Dollar’s testimony suggested the cottage wasn’t fit, really, to be a full-time residence. Due to the absence of a basement temperatures inside could be “a bit touchy-go-y.” He described unplowed roads in winter, snow so high you couldn’t see the house for the snowbanks from the car.
When a matter Dollar could not rightly answer came up during questioning, he put his wife on the phone, a lapse in the rules of evidence that, though he recognized the impropriety of it, caused Vaillancourt to appear absolutely delighted, and to grin with abandon.
“Whatever they’re paying you, it’s not enough,” Bayne told Dollar.
Meanwhile, Holmes and his Crown colleague Jason Neubauer toured the court in and out of a number of funerals Duffy attended in P.E.I.—travel he went on to bill the Senate. One of these funerals was for his old ham radio friend Cliff Stewart, who died at 91 in 2011. This portion of the Crown’s case backfired somewhat after observers in court heard Stewart’s story, and decided collectively that a senator of Canada really ought to have been there.
That is because Stewart was a Second World War super spy. He trained at something called Camp X, which if it sounds suspiciously similar to a James Bond spy school is likely because another Camp X alumnus was one Ian Fleming, creator of the fictitious secret service hero James Bond.
Stewart executed secret missions behind enemy lines, and CSIS still visited him in P.E.I. even in old age.
Myrna Sanderson, who gave testimony concerning Stewart’s funeral, which tool place on May 18, 2011, had eaten Sunday dinner with Stewart for the last three decades of his life. She told court: “Whatever was broken, Cliff could fix it.” When she added, “that’s a big statement,” it left the distinct impression she was not speaking merely of radios and cars and computers, but of things beyond the inanimate as well. Duffy, sitting in the first row, looked emotional as she recounted Stewart’s story.

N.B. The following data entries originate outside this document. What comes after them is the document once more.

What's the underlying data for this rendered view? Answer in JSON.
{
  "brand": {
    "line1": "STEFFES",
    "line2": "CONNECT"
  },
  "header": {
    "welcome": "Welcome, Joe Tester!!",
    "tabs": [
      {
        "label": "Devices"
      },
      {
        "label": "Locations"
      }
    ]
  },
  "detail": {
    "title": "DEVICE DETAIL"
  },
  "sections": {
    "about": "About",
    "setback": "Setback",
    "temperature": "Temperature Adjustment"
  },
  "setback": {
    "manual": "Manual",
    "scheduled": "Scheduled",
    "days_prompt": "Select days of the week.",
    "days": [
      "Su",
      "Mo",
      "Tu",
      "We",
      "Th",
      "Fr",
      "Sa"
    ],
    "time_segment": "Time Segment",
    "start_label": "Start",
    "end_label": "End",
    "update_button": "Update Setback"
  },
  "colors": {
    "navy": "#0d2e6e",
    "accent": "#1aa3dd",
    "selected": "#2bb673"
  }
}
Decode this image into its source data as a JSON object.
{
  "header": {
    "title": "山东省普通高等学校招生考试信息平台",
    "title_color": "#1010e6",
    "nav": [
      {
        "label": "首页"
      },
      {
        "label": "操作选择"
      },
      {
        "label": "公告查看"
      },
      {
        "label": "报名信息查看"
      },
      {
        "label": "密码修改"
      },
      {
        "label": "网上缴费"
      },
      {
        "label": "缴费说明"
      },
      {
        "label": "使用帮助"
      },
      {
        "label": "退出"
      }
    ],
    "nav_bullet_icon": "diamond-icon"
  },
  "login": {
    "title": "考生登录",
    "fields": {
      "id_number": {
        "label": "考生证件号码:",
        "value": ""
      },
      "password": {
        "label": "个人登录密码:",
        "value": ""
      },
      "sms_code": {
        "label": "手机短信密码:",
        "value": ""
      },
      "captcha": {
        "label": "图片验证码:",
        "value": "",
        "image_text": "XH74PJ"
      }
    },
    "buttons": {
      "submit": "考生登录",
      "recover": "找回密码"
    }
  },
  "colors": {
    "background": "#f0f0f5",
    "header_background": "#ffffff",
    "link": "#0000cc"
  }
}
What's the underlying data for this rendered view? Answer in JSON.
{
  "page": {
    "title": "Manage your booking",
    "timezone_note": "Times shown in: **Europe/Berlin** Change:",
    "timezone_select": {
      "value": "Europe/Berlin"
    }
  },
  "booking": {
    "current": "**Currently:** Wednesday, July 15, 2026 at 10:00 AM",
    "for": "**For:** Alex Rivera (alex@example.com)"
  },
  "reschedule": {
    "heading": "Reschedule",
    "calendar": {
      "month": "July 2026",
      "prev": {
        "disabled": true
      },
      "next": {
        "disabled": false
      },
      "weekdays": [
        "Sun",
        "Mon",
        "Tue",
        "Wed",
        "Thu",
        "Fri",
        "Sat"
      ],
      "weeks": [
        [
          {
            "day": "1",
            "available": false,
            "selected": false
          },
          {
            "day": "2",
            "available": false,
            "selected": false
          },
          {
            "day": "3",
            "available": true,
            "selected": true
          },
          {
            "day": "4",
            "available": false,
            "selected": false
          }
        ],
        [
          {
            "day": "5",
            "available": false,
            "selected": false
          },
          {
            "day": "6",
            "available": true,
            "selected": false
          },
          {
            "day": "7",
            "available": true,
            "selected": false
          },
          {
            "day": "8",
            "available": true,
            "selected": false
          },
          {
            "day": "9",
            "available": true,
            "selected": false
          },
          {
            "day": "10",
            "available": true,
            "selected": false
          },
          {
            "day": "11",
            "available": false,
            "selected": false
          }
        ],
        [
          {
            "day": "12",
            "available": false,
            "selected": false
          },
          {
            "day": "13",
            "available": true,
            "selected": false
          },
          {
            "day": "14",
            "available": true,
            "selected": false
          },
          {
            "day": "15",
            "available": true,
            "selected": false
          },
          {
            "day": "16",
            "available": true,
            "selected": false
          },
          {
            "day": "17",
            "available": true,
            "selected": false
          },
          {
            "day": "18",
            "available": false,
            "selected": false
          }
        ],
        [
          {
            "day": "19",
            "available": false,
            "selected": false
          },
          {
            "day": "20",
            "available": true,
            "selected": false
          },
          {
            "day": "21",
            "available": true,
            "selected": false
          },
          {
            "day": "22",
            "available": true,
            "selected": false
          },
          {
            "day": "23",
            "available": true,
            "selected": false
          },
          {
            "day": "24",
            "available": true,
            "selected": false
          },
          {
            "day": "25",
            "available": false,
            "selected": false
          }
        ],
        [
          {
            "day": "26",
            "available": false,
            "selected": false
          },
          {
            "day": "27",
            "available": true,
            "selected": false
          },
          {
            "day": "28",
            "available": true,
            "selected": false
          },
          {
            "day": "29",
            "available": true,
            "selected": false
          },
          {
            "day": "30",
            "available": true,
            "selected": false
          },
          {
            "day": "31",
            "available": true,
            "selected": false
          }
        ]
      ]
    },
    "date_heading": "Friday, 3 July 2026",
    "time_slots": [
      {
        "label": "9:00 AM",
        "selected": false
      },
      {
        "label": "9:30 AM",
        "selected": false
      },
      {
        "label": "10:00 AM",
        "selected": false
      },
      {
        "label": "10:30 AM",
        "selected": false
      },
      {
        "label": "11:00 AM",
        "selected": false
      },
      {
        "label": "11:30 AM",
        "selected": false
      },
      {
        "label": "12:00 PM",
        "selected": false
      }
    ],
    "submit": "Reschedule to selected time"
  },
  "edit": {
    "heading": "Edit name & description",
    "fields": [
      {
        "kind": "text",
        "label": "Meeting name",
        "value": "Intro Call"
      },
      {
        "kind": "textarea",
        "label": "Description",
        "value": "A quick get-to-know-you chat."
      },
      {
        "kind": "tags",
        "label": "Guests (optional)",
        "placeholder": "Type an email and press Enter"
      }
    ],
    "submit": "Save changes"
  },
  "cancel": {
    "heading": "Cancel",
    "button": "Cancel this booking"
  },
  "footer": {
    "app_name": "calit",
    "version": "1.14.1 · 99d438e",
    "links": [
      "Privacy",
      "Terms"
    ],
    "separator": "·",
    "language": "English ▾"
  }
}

And yet Duffy expensed thousands of dollars for the trip, calling it “Senate business.” Senate rules now exist that would ban travel to attend such a funeral. Is that good?
We will finish with Allison Swan, funeral director at MacLean Funeral Home Swan Chapel, in Charlottetown.
Swan, despite his business, has a sense of humour. He saw Duffy deliver a eulogy in the spring of 2009, at the funeral of an elderly woman, a great friend of Duffy’s mother.
“I remember when he finished thinking what a fine job he had done,” Swan said.
Bayne stood to cross-examine Swan, and pointed out that the woman in question was the descendant of one of the Fathers of Confederation, and that her family had donated the bell of one of Charlottetown’s pre-eminent Catholic churches.
“They’re clearly a prominent family in P.E.I.,” Bayne suggested to Swan, underscoring the appropriateness of a senator’s attendance.
“I suspect that would be fair to say in the early years,” said Swan, demurring ever so slightly.
“You don’t lose that stature,” countered Bayne.
“Well,” said Swan: “Could be debatable at times.”
Swan was reminiscent of Stephen Leacock’s funeral man in Sunshine Sketches of a Little Town.
In that book, Golgotha Gingham is a “quiet, sallow looking man dressed in black, with black gloves and with black silk hat heavily craped … such words as ‘funeral’ or ‘coffin’ or ‘hearse’ never passed his lips. He spoke always of ‘internments,’ of ‘caskets,’ and ‘coaches,’ using terms that were calculated rather to bring out the majesty and sublimity of death rather than to parade its horrors.
“I have often heard him explain that to associate with the living, uninteresting though they appear, is the only way to secure the custom of the dead.”